UMMS Researchers Receive $6 Million Transformative Award from the National Institutes of Health to Pursue Oral Delivery of RNAi Therapeutics
Complete the form below to unlock access to ALL audio articles.
“RNAi-based therapies have the potential to transform the practice of medicine for numerous major human diseases such as diabetes, rheumatoid arthritis and atherosclerosis,” said Michael P. Czech, PhD, principle investigator of the study, who is chair and professor of molecular medicine and biochemistry & molecular pharmacology at UMMS. “This grant will allow us to potentially answer major questions about the delivery of short strands of double stranded RNA to specific target tissue that could have far-ranging implications for potential future therapies.”
The discovery in 1998 that short strands of RNA can silence the action of a given gene changed the scientific world’s understanding of how genes are regulated. Highly specific and highly potent, “RNA interference” or “RNAi” has become both a crucial laboratory technique and widely studied for potential therapeutic applications; the explanation of the mechanism of RNAi was recognized with the 2006 Nobel Prize in Medicine, awarded to UMMS Professor Craig C. Mello, PhD, and collaborator Andrew Z. Fire, PhD, of Stanford University. Since the discovery, laboratories around the world have focused on the potential of RNAi to silence genes with high specificity, low toxicity and minimal immune system response.

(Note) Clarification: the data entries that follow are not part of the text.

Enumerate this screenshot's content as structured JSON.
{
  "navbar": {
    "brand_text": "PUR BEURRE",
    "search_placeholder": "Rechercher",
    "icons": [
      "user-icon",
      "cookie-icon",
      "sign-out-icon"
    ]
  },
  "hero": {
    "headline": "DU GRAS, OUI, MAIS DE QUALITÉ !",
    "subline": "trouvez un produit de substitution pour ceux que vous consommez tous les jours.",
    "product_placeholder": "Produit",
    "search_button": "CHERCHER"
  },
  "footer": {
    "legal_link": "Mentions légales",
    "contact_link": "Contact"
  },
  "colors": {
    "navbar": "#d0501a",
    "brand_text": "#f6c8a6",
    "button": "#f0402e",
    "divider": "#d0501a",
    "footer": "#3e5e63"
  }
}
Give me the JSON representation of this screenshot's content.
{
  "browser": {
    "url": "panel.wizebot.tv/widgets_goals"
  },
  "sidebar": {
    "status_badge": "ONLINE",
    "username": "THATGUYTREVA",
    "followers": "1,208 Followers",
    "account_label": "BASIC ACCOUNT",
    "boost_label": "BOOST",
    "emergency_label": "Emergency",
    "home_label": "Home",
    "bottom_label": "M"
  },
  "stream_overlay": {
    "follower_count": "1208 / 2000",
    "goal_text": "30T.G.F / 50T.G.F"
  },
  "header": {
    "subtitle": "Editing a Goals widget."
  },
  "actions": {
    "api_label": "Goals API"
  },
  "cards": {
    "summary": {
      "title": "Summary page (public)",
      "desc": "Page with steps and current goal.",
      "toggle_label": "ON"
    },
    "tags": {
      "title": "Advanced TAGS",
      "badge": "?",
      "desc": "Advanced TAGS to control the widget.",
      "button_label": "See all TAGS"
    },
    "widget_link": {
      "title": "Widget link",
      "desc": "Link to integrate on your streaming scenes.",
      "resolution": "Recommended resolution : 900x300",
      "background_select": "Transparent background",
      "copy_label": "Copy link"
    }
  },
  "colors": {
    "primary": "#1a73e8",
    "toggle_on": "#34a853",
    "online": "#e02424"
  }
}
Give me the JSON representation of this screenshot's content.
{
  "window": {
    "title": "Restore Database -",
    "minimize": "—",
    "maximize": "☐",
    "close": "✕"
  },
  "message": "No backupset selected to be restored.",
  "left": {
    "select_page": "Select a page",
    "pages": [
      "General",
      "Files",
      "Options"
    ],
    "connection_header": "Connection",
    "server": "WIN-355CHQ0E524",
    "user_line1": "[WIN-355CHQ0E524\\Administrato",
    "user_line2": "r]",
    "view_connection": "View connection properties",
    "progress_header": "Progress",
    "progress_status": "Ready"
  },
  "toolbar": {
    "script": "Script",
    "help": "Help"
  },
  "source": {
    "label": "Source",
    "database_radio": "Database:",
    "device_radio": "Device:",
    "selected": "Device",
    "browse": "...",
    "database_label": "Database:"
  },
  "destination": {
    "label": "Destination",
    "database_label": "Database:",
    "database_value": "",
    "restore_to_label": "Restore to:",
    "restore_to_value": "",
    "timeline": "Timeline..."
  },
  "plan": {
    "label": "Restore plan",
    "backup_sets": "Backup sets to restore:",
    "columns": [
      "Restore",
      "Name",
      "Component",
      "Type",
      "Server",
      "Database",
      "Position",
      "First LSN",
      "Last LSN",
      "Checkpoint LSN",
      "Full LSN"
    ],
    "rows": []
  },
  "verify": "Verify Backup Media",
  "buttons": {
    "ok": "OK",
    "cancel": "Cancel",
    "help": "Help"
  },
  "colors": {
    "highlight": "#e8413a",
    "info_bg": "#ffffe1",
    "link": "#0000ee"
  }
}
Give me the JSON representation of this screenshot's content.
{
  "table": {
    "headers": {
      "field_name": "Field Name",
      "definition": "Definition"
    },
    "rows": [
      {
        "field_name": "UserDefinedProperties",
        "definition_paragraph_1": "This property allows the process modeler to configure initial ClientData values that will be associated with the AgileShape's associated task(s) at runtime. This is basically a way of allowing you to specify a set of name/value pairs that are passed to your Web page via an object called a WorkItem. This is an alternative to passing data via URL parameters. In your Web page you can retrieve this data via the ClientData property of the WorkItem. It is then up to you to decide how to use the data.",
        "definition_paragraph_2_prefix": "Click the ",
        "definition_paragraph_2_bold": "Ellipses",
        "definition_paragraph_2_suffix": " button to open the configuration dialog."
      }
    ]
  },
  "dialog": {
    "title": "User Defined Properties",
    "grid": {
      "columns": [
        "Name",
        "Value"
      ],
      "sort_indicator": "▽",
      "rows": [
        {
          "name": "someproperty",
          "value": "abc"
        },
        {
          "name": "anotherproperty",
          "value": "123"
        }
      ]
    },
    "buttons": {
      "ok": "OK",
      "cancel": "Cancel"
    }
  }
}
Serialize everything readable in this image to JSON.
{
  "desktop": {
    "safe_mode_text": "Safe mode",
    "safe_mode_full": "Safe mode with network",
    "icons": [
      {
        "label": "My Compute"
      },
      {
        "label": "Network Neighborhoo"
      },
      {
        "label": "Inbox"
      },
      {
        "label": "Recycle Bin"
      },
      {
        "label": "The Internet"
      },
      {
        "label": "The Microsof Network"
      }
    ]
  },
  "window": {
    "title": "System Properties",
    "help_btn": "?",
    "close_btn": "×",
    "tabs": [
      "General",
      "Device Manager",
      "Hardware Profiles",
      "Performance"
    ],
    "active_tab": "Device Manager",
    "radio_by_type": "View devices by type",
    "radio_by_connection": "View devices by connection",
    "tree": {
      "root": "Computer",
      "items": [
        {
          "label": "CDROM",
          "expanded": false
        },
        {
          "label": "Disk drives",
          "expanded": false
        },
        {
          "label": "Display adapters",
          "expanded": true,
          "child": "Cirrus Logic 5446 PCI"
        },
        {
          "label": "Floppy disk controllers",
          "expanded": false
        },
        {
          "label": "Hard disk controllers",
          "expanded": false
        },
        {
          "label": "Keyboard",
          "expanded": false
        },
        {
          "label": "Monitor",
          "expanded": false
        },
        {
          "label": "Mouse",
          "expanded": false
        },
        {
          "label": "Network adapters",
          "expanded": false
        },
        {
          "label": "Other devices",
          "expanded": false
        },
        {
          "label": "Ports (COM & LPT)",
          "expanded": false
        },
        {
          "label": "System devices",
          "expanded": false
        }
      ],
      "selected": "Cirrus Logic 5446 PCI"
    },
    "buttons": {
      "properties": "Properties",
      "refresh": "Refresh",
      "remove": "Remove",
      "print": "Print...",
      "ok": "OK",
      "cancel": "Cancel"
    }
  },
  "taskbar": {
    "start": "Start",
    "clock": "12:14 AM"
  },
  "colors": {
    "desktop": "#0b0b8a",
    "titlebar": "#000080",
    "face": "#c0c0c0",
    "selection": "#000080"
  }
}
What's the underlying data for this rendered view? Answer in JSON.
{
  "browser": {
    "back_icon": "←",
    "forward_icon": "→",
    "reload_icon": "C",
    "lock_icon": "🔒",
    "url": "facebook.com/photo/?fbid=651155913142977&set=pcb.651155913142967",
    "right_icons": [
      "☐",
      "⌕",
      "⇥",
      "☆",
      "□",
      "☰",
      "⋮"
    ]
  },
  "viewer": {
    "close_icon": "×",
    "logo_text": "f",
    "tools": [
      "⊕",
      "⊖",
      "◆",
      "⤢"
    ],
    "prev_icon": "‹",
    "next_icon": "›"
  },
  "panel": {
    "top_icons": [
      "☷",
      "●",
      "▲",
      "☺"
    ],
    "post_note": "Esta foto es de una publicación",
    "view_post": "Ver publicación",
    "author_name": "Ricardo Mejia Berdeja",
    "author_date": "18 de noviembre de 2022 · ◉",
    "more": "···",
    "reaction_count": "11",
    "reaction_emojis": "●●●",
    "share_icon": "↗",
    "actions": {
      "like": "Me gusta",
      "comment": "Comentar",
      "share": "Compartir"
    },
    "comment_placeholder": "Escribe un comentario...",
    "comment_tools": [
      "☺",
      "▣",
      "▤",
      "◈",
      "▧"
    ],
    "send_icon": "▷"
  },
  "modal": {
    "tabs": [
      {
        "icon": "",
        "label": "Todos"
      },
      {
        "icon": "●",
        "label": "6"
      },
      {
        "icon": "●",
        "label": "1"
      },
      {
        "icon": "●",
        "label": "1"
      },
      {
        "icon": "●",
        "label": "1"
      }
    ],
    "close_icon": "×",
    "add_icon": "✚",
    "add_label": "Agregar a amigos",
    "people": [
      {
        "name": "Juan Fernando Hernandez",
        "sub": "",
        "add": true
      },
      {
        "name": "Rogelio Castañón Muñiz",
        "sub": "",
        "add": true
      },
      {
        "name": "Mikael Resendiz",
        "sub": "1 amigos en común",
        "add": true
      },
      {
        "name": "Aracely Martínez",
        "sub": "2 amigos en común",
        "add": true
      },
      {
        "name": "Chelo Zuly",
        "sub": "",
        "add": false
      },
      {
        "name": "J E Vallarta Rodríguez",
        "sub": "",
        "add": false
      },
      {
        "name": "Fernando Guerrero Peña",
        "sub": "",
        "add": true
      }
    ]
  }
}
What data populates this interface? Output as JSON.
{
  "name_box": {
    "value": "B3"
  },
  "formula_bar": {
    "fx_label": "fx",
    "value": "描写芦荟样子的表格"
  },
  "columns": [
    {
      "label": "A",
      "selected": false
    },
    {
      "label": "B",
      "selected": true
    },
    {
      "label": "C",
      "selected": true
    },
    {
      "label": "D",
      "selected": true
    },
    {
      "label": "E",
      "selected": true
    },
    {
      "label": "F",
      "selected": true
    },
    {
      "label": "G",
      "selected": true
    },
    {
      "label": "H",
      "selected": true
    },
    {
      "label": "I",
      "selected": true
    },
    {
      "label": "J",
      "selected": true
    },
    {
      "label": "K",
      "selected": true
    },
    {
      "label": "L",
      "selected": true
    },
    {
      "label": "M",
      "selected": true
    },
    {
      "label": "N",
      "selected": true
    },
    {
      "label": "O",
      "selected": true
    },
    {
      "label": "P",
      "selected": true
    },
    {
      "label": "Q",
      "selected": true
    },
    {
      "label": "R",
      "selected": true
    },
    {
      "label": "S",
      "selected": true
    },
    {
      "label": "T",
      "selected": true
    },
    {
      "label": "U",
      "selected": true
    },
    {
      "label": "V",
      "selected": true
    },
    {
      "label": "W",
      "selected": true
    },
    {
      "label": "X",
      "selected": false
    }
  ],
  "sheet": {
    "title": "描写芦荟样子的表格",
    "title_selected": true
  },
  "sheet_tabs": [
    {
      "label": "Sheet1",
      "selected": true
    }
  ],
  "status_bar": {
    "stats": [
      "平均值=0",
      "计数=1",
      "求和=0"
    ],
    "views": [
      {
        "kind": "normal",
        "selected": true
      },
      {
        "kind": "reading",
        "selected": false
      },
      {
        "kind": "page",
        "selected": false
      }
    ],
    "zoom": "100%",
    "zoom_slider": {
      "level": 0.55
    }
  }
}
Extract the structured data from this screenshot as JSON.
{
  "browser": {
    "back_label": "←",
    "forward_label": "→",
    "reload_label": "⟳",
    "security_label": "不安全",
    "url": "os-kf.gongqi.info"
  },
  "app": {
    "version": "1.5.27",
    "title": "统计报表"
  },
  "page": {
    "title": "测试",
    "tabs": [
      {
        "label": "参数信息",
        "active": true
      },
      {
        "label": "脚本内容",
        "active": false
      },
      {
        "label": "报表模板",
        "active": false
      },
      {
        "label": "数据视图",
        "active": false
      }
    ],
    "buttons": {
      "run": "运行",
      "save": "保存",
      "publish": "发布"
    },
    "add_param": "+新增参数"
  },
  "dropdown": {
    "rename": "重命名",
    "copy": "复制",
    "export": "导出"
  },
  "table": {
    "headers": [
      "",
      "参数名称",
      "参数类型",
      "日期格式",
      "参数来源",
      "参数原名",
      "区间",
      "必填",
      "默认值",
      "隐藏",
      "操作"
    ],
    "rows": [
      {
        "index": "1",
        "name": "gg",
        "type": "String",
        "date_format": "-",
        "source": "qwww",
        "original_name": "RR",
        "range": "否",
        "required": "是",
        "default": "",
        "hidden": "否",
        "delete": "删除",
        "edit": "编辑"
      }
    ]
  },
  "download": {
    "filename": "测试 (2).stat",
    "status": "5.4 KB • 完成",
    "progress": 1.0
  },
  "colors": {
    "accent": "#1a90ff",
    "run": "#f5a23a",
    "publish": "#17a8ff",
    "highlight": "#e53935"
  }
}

But how to deliver tiny strands of genetic material into cells in a living organism has been a formidable obstacle. In previous studies, Czech and his collaborator Gary R. Ostroff, PhD, and their colleagues at UMMS have successfully engineered small encapsulating particles containing short pieces of RNA, which dramatically silenced genes in mice following oral administration in small doses. Research supported by the Transformative Award will target delivery of small RNA particles to a type of white blood cell called a macrophage. These cells engulf and digest cellular debris and respond to invading organisms by stimulating the immune response. Because macrophages control the inflammatory response in diseases such as diabetes and atherosclerosis (a precursor to heart disease), they represent an attractive target for drug delivery. An initial proof-of-effectiveness study will focus on controlling macrophage inflammation in models of type-2 diabetes.